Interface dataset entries
========================
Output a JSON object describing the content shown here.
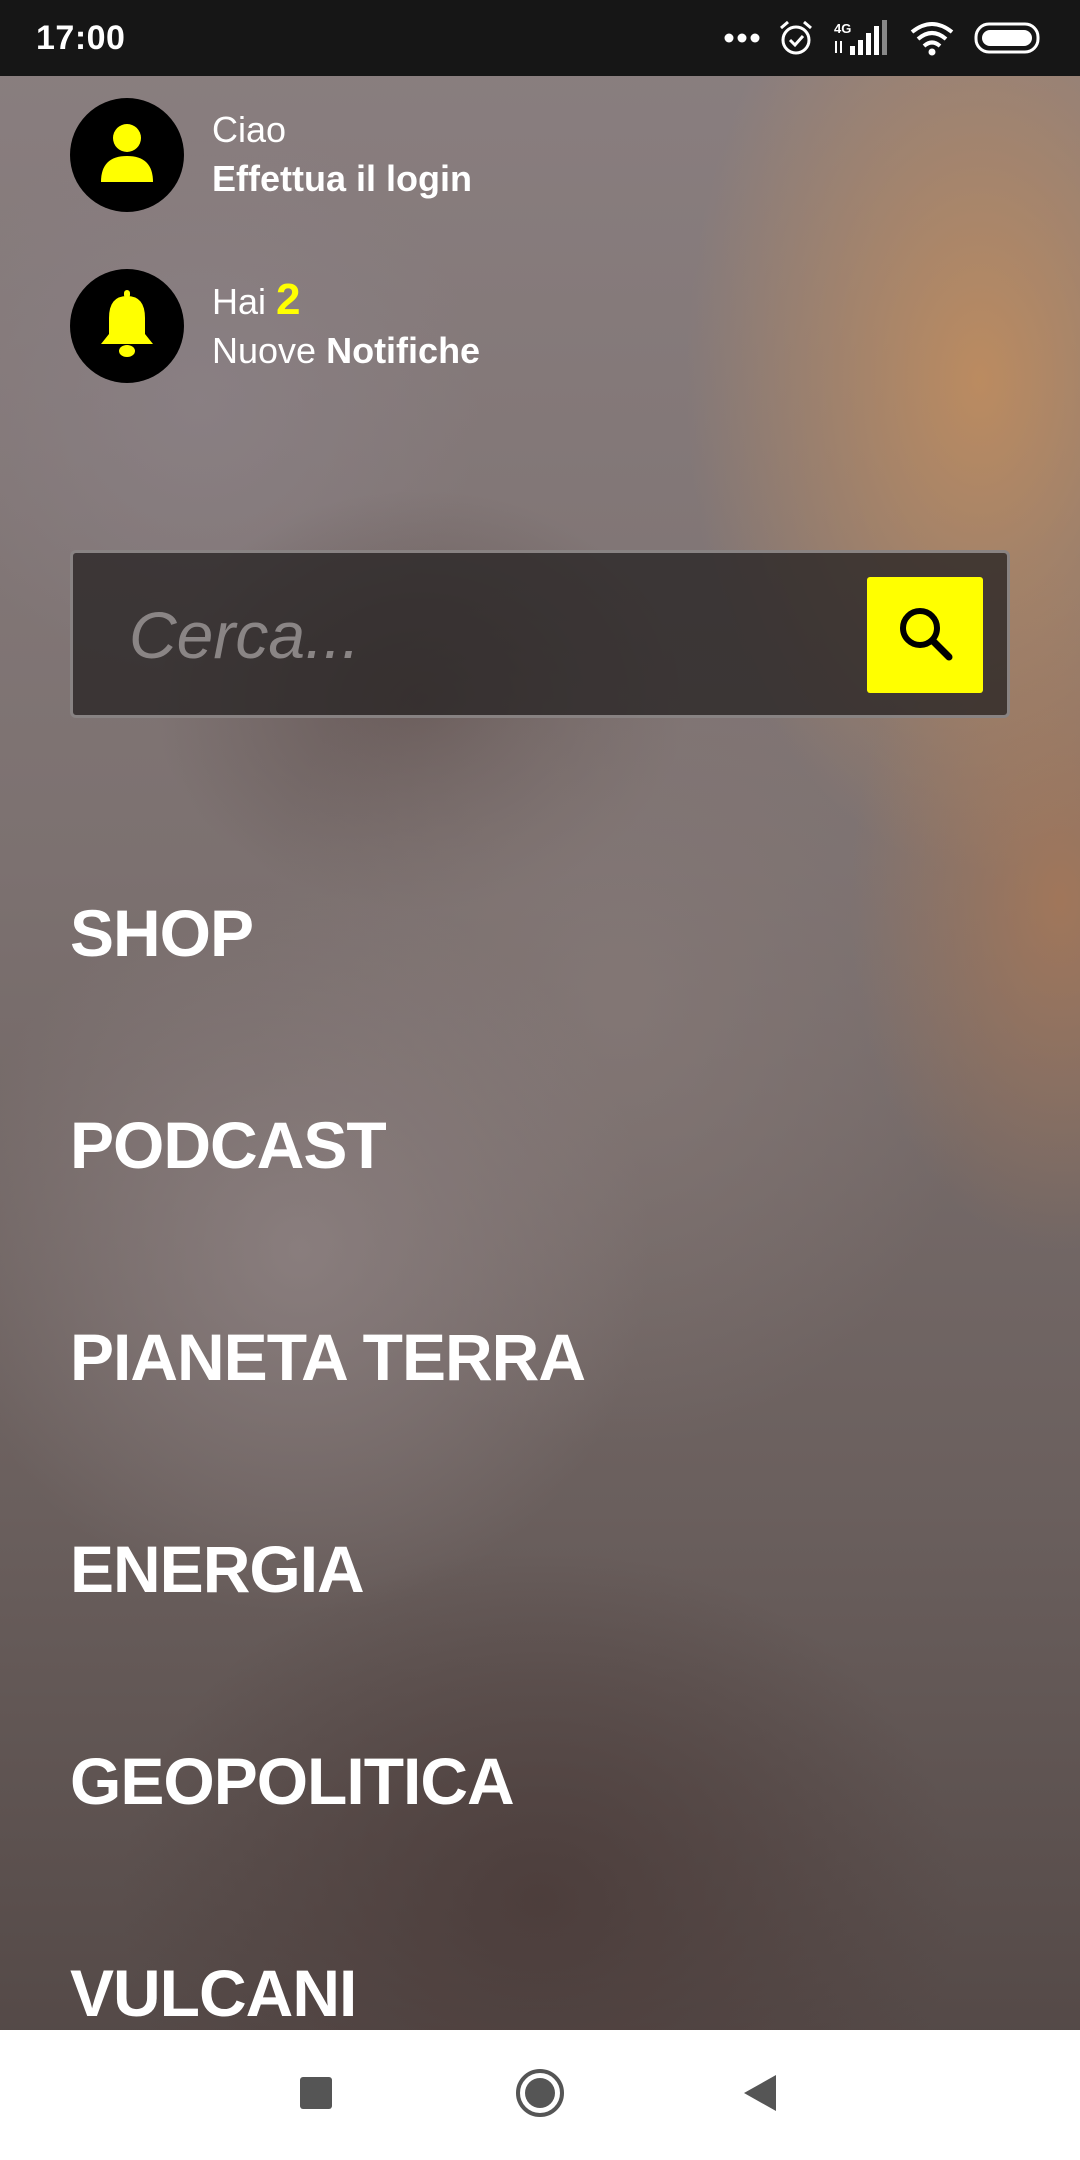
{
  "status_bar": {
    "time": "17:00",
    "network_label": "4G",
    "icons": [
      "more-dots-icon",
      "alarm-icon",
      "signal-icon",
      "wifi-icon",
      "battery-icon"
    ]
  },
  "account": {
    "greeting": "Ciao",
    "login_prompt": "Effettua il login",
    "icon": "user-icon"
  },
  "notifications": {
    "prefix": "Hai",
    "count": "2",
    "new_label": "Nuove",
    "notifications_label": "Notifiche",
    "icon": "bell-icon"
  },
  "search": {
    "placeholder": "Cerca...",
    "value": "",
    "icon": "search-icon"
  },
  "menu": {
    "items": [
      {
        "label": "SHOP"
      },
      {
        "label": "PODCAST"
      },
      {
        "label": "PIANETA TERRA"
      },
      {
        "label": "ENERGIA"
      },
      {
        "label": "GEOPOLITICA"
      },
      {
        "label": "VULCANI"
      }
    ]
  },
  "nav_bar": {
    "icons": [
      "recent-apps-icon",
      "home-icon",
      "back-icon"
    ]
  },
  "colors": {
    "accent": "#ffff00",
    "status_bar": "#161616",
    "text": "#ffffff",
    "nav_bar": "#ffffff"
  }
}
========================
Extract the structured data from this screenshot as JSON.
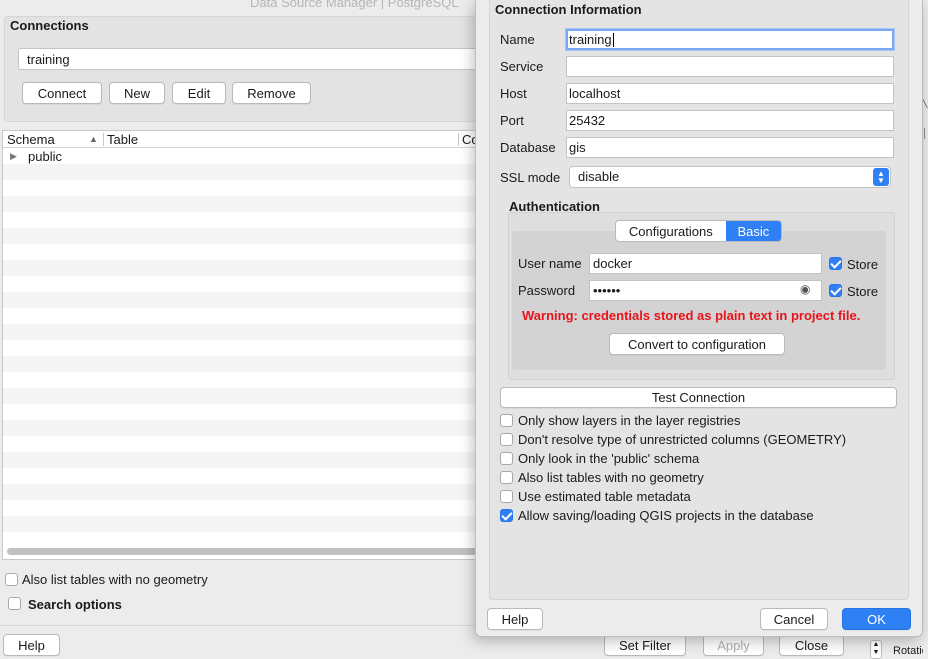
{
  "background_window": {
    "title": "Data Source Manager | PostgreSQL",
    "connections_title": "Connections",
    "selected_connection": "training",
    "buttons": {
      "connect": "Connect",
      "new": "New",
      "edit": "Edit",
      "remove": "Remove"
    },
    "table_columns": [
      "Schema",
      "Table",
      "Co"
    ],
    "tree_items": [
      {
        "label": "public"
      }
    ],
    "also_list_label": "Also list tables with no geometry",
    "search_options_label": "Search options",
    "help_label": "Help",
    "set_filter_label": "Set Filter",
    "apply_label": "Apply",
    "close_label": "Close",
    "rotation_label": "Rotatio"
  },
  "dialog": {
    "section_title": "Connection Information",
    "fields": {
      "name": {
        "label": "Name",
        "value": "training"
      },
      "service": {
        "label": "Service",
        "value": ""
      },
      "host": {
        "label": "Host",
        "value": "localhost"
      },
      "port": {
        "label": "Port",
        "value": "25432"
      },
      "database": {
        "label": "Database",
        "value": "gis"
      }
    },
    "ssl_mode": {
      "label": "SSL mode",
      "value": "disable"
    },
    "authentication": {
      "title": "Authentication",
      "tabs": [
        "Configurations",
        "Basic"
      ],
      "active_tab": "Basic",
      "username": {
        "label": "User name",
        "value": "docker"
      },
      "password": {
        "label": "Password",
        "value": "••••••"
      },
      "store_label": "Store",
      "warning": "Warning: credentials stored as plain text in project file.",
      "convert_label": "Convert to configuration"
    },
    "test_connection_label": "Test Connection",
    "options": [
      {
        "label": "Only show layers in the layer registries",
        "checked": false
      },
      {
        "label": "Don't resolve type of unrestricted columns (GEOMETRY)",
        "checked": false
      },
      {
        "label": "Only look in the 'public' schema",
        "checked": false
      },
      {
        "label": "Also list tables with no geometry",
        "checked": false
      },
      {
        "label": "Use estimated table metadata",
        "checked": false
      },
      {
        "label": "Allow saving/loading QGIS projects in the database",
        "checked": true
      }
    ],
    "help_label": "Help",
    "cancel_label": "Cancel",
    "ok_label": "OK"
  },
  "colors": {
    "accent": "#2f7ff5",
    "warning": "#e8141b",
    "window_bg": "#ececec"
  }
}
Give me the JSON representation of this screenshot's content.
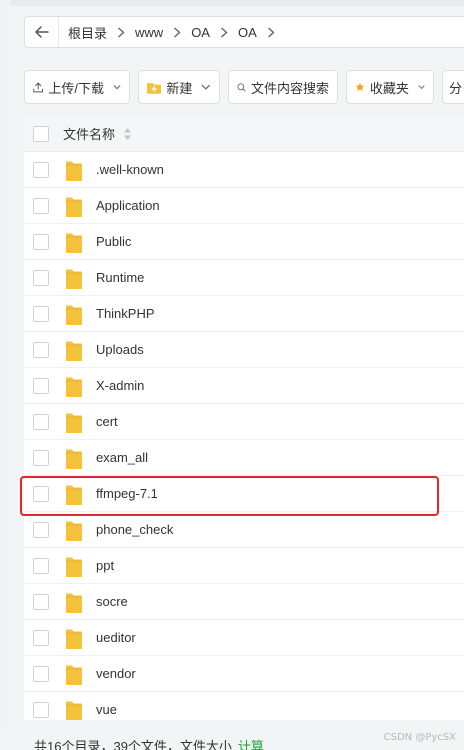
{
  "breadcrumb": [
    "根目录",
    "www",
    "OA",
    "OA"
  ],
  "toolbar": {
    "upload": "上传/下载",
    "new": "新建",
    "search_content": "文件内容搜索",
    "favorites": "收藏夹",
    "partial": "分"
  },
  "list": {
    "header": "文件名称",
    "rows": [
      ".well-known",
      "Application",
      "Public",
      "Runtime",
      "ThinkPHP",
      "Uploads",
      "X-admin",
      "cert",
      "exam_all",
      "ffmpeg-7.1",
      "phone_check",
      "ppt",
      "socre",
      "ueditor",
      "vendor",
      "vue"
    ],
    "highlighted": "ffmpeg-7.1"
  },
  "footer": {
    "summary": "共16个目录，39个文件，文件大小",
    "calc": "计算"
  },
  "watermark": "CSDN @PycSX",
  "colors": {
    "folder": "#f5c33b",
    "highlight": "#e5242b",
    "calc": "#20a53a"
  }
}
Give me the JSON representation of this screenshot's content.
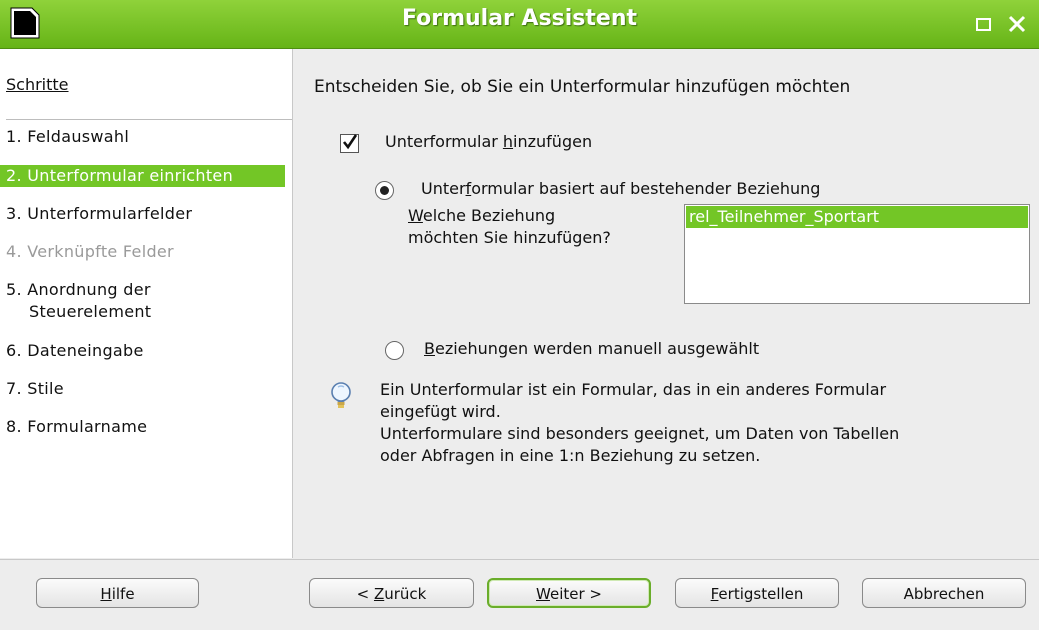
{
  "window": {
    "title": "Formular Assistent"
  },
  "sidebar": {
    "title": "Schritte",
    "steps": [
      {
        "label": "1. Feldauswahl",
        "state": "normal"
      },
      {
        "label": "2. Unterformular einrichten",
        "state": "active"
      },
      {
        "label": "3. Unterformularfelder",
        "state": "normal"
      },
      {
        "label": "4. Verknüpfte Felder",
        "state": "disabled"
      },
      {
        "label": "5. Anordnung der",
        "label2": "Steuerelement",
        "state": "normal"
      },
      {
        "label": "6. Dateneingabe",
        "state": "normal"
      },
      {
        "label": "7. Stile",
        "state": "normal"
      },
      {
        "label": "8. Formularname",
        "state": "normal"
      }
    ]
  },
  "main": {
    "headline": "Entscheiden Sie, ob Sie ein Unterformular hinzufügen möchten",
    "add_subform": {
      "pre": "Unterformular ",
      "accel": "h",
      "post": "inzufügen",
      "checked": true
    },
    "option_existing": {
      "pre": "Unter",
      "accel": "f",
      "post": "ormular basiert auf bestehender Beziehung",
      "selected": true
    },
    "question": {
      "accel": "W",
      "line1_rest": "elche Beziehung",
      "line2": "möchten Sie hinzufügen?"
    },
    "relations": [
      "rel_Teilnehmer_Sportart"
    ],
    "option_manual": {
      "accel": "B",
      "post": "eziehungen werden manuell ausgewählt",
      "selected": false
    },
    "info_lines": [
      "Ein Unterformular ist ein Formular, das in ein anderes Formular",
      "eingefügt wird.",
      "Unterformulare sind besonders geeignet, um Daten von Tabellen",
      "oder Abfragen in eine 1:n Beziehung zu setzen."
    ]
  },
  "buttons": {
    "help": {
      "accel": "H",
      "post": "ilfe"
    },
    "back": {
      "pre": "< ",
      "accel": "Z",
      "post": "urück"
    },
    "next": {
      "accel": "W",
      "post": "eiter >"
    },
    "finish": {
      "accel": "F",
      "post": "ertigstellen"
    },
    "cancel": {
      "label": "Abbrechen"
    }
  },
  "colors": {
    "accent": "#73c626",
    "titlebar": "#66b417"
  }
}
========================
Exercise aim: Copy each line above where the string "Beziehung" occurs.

Solution to this exercise:
      "post": "ormular basiert auf bestehender Beziehung",
      "line1_rest": "elche Beziehung",
      "oder Abfragen in eine 1:n Beziehung zu setzen."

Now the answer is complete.